Simone Ghirlanda Ah yes, Donadoni played with Metrostars but didn’t coach. Zenga was player/coach with New England.
Kevin Harrison right?
Why in EPL they like Italian coaches instead of MLS american coaches who speak better English?
Simone Ghirlanda http://articles.courant.com/1998-08-25/sports/9808250315_1_mike-sorber-new-england-revolution-walter-zenga
Yes player manager to finish the season. Anyway in 1998. Hardly a reason of why no Italian coach has been hired to teach them Yankees tactical awareness.
Not sure whether many Italian coaches have been in the running for coaching positions in MLS. Martino in Atlanta is the one of, if not the first Argentinian. Quieroz coached a while back. Had a fair share of English. As well as a couple Dutch. For a league that is 20 years old, it has progressed well though both on and off the field. Would be nice to see an Italian coach though.
Sheldon Phillips Martino is Argentinean
Simone Ghirlanda fixed it
Francesco Guidolin should be hired by a team like Galaxy. Not Kurt Onalfo.
Sheldon Phillips it seems that you need to really do your football homework eh, cause you is failing miserably. hahahahaha
Earl Mango Pierre yea man, I lapsing on my geography
Earl Mango Pierre the point I was trying to make, albeit poorly, was European coaches have not always fared well in MLS. It is a league that has some peculiar rules and player transaction limitations. Maybe an Italian coach would do well, but history would suggest it will be because he is familiar with the MLS system.
I understood your point Sheldon Phillips and also I don’t remember if there were also any Italian Coaches in the college/ universities schools back in my school days but there were mucho Americans/ English/ Spanish Coaches doing their thing.
I didn’t see many Italian coaches in college either. The sport in the U.S. was definitely dominated by English, American, and a fair share of German coaches.
I forgot to mention the German coaches to yes and we also had one at our school Coach Dieter Ficken who moved on to coach in the Bronx at Colombia university, the same school that Dexter Skeene, Leslie Fitzpatrick attended and also Earl Carter “Spiderman” who was their goal keeper coach.
Dominican Republic is a football powerhouse. Serious pro league. Many players in Central America and Mexico aspire to play in DR. Also in Belarus first division they aspire to go play for Cibao. Earl Mango Pierre
Ok. I realise you’re being sarcastic.
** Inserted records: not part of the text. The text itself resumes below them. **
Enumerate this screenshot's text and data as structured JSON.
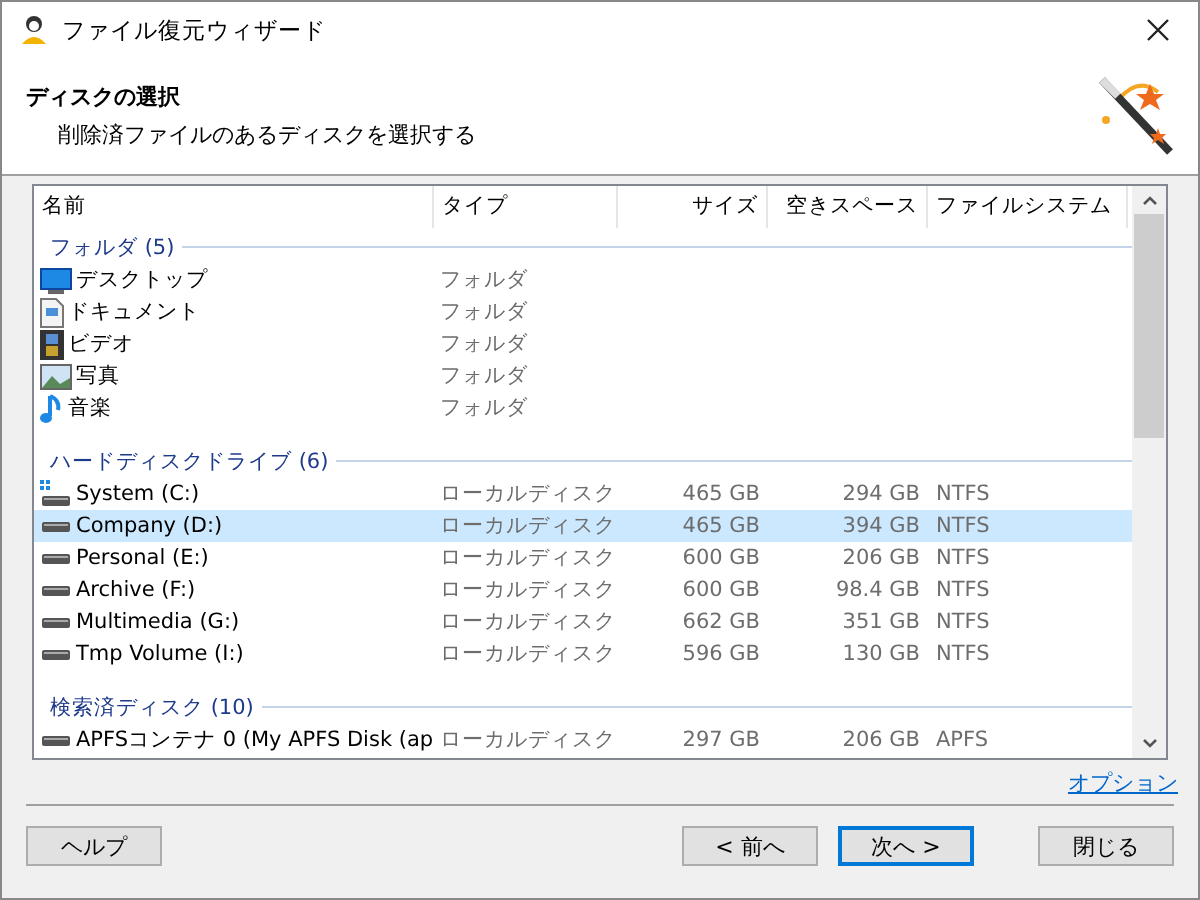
{
  "window": {
    "title": "ファイル復元ウィザード"
  },
  "header": {
    "title": "ディスクの選択",
    "subtitle": "削除済ファイルのあるディスクを選択する"
  },
  "table": {
    "columns": [
      "名前",
      "タイプ",
      "サイズ",
      "空きスペース",
      "ファイルシステム"
    ],
    "groups": [
      {
        "label": "フォルダ (5)",
        "rows": [
          {
            "kind": "desktop",
            "name": "デスクトップ",
            "type": "フォルダ",
            "selected": false
          },
          {
            "kind": "document",
            "name": "ドキュメント",
            "type": "フォルダ",
            "selected": false
          },
          {
            "kind": "video",
            "name": "ビデオ",
            "type": "フォルダ",
            "selected": false
          },
          {
            "kind": "picture",
            "name": "写真",
            "type": "フォルダ",
            "selected": false
          },
          {
            "kind": "music",
            "name": "音楽",
            "type": "フォルダ",
            "selected": false
          }
        ]
      },
      {
        "label": "ハードディスクドライブ (6)",
        "rows": [
          {
            "kind": "system-drive",
            "name": "System (C:)",
            "type": "ローカルディスク",
            "size": "465 GB",
            "free": "294 GB",
            "fs": "NTFS",
            "selected": false
          },
          {
            "kind": "drive",
            "name": "Company (D:)",
            "type": "ローカルディスク",
            "size": "465 GB",
            "free": "394 GB",
            "fs": "NTFS",
            "selected": true
          },
          {
            "kind": "drive",
            "name": "Personal (E:)",
            "type": "ローカルディスク",
            "size": "600 GB",
            "free": "206 GB",
            "fs": "NTFS",
            "selected": false
          },
          {
            "kind": "drive",
            "name": "Archive (F:)",
            "type": "ローカルディスク",
            "size": "600 GB",
            "free": "98.4 GB",
            "fs": "NTFS",
            "selected": false
          },
          {
            "kind": "drive",
            "name": "Multimedia (G:)",
            "type": "ローカルディスク",
            "size": "662 GB",
            "free": "351 GB",
            "fs": "NTFS",
            "selected": false
          },
          {
            "kind": "drive",
            "name": "Tmp Volume (I:)",
            "type": "ローカルディスク",
            "size": "596 GB",
            "free": "130 GB",
            "fs": "NTFS",
            "selected": false
          }
        ]
      },
      {
        "label": "検索済ディスク (10)",
        "rows": [
          {
            "kind": "drive",
            "name": "APFSコンテナ 0 (My APFS Disk (ap",
            "type": "ローカルディスク",
            "size": "297 GB",
            "free": "206 GB",
            "fs": "APFS",
            "selected": false
          }
        ]
      }
    ]
  },
  "options_link": "オプション",
  "buttons": [
    {
      "label": "ヘルプ",
      "focused": false
    },
    {
      "label": "< 前へ",
      "focused": false
    },
    {
      "label": "次へ >",
      "focused": true
    },
    {
      "label": "閉じる",
      "focused": false
    }
  ]
}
Lol
Lasana Liburd Yes and Belarus is named for a reason.
The Belarus reference flew over my head. But I think Cibao had a few good foreign players and did well
Lasana Liburd Yes they have some budget, but their league is atrocious
Well I won’t doubt that about their league. Trinidad and Tobago beat Dominican Republic 9-0 and similar other scores in recent times.
Cibao shopped well though. And they played Central FC at the right time when they are in disarray.
And it is time to send for Coach Eric Bandy Thomas , one of the most winning Coaches in Brooklyn for years and who is also a native of San Juan that was the assistant Coach to the present Mexico Coach that Coached the Staten Island professional team that Marvin Oliver and Mervyn Joseph also played for some moons ago..
Just imagine just two years eh, that this team opened their doors eh. how many years now that the doors of Jabolteh has been opened eh, I say fire the Coach yes because if the Coach was Terry Fenwick eh, he wudda surely beat up that Dominican team. Them really good yes. hahahahaha